Tunis - Just a few blocks from the hotels, the restaurants, and the government offices, Balancine is a labyrinth filled with piles of garbage and stray dogs. Teenage boys are lying around, laughing, some of them drunk.
We came here to find the new radical Islam which has become so popular since the Arab Spring. This is the house we are looking for. Going up a dark and slippery staircase, which smells of urine, sawdust and ammonia, we arrive at the third floor. We enter a darkened room, lit by a single dim light bulb hanging from the ceiling. A curtain is barely hiding the dirty toilet. A big couch, which also serves as a bed, occupies almost all the room. A 22-year-old man, Yusef, is sitting cross-legged on the couch.
We have come to meet him before he leaves for Jihad in Syria. He is a Salafi Islamist, part of a movement that is fast becoming a major player in the region. This is not the pragmatic secularized Islam, nor the social democracy of the Muslim Brotherhood or of the moderate Ennahda movement (the Renaissance Party) whom the Western world found so reassuring after the Arab revolutions.
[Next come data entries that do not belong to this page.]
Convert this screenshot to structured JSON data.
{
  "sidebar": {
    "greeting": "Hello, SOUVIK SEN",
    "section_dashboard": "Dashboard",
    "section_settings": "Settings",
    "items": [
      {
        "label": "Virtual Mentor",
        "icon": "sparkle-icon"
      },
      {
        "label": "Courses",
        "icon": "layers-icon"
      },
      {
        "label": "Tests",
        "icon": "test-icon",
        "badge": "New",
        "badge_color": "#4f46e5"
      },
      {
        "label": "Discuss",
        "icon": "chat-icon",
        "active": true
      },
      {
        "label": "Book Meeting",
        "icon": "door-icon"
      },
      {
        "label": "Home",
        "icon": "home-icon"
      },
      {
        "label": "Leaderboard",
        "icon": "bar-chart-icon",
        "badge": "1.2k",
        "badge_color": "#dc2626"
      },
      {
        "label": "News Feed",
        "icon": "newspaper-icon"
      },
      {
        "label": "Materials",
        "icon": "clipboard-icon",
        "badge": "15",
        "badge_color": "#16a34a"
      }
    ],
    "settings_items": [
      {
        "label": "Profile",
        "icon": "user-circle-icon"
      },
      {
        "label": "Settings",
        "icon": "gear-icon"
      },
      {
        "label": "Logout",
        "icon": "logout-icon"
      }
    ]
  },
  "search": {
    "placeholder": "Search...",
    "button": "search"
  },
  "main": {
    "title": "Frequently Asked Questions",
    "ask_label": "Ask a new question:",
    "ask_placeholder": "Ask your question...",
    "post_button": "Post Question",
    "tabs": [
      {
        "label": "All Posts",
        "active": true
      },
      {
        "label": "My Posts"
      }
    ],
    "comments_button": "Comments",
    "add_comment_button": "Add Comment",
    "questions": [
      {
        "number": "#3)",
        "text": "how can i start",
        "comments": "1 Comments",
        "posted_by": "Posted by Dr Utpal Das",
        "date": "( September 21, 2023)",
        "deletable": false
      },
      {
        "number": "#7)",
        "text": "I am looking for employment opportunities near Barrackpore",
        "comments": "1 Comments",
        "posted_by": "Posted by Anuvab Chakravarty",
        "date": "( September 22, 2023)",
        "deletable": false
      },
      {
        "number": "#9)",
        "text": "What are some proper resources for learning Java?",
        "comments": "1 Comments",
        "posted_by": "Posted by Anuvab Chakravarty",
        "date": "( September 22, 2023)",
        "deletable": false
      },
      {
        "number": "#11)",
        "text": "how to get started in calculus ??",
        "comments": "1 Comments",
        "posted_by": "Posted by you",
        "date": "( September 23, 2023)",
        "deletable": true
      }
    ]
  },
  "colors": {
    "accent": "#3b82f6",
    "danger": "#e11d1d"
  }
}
Yusef is set to leave for Syria to fight Bashir al-Assad's unholy regime. Other young Tunisians have already joined the jihad, recruited in the city's most radical mosques, and given a ticket to Turkey, along with directions on how to reach the army of rebels. "There are many other brothers: Egyptian, Libyan, Algerian," says Yusef. Similar international Muslim brigades fought in Afghanistan, Iraq and Bosnia.
Yusef doesn't look at us as he lays out his life story: poverty, the school, petty crimes to survive -- and finally the revolution.
He is one among many other " street thugs" from the slums who have kept the revolution alive in the streets, under the blows and tear gas. When asked if he is scared of a war which, at the end of the day is not his own, the boy suddenly comes to life: " You don't know anything," he says. "Fear, courage... My strength is not in weapons. It is inside. I am an instrument. Muslims had become dependent on the things that you gave and taught us. This is our rebirth. How can we be afraid of a tyrant's army? Don't you see that God is helping us? God moved the Americans' minds. The Americans are helping, arming and funding us. They are an instrument of the holy cause."
I wonder if Yusef knows that a few days ago two other young Tunisian men were captured with explosives and weapons and paraded on Syrian television. Maybe he does, but it does not matter.
On May 20, more than 20,000 Salafi Islamists gathered in the Tunisian city of Kairouan. There are rumors about them, almost certainly false, that they are training an army. But what's true is that Salafis in combat gear are patrolling Tunis' "park of love," where young couples meet up, behind a luxury hotel that Gadhafi's son was building. The Salafis sometimes raid the park to stop acts they consider to be impure. In Jendouba and Sidi Bouzid, the Salafis attacked and burned down bars that sold alcoholic drinks.
Ihmed Zouhari, another young man, is one of the heads of the Hezb el Tahrir, a radical party that is run like a sect. They hate the Muslim Brotherhood and don't believe democracy has its place in Islamic society.
"We've tried everything: liberalism, dictatorships, nationalism, socialism. What did we get? Poverty and corruption. The only thing that stayed pure is Islam," believes Zouhari. "We need a radical change, a new system based on the Islamic doctrine and the Koran, and then we will unite all the Arab and Muslim countries under the same flag."
Asked how a doctrine that was born centuries ago can work in the modern world, he has no doubts: "You don't understand. Your democracy works for you because you live in a world where people can't decide on a political model, where ideology serves only to seize power and changes according to what is needed. Here, we don't have political parties, only Islam. You say that this is the Middle Ages. I ask you: have men really changed since then?"